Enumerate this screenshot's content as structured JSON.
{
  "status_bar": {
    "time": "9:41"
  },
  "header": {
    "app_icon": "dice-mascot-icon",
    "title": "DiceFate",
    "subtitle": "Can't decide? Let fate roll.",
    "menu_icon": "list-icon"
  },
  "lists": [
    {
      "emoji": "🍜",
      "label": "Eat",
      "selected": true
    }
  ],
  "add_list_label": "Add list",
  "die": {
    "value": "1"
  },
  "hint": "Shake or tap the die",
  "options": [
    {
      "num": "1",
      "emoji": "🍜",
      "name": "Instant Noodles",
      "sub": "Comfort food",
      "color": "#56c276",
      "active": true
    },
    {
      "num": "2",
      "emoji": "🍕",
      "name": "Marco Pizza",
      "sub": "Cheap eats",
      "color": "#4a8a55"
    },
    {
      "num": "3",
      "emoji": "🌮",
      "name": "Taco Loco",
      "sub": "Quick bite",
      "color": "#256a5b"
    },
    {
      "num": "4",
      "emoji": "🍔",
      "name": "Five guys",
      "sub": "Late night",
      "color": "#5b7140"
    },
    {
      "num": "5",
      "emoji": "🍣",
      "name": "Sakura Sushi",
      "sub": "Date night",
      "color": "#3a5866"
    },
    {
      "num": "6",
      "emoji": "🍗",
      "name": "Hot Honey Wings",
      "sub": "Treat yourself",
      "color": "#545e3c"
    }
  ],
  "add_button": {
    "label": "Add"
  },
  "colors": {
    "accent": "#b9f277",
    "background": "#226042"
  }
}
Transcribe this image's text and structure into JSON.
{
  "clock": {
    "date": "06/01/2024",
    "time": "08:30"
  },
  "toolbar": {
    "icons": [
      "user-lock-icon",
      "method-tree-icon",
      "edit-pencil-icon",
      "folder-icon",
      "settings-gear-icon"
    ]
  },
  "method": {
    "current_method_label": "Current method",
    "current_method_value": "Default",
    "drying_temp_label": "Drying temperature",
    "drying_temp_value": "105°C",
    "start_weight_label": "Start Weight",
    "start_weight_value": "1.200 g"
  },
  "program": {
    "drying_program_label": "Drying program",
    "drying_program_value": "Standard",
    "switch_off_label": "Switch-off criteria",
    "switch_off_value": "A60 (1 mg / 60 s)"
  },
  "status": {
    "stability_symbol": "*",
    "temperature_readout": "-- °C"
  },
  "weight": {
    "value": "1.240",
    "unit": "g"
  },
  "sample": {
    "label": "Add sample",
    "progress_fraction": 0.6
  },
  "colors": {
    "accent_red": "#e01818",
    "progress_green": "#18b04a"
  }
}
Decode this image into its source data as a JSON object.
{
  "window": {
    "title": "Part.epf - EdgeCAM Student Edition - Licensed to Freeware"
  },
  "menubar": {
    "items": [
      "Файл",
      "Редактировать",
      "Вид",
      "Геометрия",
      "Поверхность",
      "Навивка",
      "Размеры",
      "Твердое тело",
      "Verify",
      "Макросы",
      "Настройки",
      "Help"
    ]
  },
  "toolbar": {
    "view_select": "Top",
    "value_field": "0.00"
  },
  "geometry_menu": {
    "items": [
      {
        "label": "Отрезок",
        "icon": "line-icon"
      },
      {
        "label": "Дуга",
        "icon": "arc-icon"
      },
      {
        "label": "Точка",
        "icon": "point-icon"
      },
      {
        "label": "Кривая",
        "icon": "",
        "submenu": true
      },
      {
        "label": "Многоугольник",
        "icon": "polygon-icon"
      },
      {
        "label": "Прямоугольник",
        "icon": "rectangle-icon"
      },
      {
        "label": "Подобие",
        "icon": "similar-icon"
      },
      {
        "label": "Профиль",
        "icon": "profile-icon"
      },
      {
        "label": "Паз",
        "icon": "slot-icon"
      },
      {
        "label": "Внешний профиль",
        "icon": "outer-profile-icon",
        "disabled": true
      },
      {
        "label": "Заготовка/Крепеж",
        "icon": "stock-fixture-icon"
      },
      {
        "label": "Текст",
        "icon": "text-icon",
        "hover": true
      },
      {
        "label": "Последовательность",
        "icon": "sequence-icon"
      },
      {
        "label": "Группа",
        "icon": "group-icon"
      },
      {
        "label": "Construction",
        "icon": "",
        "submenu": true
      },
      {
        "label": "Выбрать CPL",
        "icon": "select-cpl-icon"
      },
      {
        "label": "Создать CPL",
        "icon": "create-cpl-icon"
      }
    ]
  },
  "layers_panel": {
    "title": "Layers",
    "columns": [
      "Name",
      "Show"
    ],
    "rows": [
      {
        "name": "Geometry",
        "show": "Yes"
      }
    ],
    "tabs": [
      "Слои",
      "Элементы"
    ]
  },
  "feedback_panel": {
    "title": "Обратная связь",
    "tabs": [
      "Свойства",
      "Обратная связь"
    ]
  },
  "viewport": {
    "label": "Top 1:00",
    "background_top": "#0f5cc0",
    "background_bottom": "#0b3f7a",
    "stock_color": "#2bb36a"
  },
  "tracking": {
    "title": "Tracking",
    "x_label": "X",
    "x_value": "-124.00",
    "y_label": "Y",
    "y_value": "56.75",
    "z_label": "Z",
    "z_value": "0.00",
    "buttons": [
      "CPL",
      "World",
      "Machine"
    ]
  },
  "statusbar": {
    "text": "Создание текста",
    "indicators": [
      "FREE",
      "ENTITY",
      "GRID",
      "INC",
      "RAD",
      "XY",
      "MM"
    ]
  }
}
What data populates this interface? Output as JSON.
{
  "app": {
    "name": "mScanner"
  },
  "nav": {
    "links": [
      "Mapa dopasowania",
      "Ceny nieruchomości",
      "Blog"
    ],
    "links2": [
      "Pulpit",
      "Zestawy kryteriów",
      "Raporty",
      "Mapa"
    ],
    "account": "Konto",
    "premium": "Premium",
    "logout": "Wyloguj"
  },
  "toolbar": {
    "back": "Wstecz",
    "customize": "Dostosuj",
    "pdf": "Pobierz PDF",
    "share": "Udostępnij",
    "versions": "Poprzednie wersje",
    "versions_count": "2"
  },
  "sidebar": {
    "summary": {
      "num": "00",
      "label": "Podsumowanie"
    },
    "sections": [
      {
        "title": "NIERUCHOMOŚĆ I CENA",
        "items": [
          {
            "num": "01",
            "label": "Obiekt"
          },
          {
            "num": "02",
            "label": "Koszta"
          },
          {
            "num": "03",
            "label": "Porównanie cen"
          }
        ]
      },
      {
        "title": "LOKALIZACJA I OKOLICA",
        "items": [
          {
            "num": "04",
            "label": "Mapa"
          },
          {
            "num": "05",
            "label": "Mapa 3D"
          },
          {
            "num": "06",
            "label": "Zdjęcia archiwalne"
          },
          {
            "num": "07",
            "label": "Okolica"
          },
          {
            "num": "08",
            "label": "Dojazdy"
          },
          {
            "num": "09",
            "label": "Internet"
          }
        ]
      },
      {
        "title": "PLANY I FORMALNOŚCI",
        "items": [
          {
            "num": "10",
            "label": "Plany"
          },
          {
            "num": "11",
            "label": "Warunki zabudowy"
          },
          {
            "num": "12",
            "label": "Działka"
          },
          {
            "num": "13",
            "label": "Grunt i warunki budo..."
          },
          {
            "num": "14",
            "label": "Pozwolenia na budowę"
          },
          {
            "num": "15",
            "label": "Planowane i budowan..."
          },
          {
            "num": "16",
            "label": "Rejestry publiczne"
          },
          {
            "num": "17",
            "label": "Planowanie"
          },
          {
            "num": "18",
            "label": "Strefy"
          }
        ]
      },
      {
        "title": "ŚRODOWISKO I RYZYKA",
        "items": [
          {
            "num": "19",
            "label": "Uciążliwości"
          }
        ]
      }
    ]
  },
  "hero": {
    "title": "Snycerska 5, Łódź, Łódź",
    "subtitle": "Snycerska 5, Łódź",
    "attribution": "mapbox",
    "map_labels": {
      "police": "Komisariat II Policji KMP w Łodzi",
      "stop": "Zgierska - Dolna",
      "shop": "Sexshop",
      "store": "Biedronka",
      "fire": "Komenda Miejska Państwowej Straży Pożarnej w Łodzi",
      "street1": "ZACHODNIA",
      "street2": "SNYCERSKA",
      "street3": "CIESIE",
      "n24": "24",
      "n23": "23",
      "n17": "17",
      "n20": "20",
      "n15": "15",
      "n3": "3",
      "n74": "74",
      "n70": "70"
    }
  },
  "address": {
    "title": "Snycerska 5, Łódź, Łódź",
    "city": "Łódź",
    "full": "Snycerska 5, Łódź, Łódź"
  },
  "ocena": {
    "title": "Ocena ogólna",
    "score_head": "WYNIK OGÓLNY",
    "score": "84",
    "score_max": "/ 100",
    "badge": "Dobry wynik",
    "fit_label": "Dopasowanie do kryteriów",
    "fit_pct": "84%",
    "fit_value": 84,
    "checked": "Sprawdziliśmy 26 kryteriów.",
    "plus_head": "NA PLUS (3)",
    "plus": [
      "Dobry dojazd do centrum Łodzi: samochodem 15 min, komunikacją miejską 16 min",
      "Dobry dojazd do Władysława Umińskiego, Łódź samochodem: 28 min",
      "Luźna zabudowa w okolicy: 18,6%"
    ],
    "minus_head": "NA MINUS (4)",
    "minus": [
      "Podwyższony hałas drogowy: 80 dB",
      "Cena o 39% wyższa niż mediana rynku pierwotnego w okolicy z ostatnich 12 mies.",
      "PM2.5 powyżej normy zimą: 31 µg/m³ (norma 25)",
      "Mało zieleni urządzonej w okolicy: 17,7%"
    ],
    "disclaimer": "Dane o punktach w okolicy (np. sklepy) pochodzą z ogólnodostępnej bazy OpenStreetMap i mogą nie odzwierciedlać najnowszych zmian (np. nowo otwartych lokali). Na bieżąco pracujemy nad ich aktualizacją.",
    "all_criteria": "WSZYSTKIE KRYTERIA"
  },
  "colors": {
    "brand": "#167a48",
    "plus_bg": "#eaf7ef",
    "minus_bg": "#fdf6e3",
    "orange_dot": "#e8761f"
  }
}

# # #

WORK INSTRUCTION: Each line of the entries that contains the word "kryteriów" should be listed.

OUTPUT BELOW:
      "Zestawy kryteriów",
    "fit_label": "Dopasowanie do kryteriów",
    "checked": "Sprawdziliśmy 26 kryteriów.",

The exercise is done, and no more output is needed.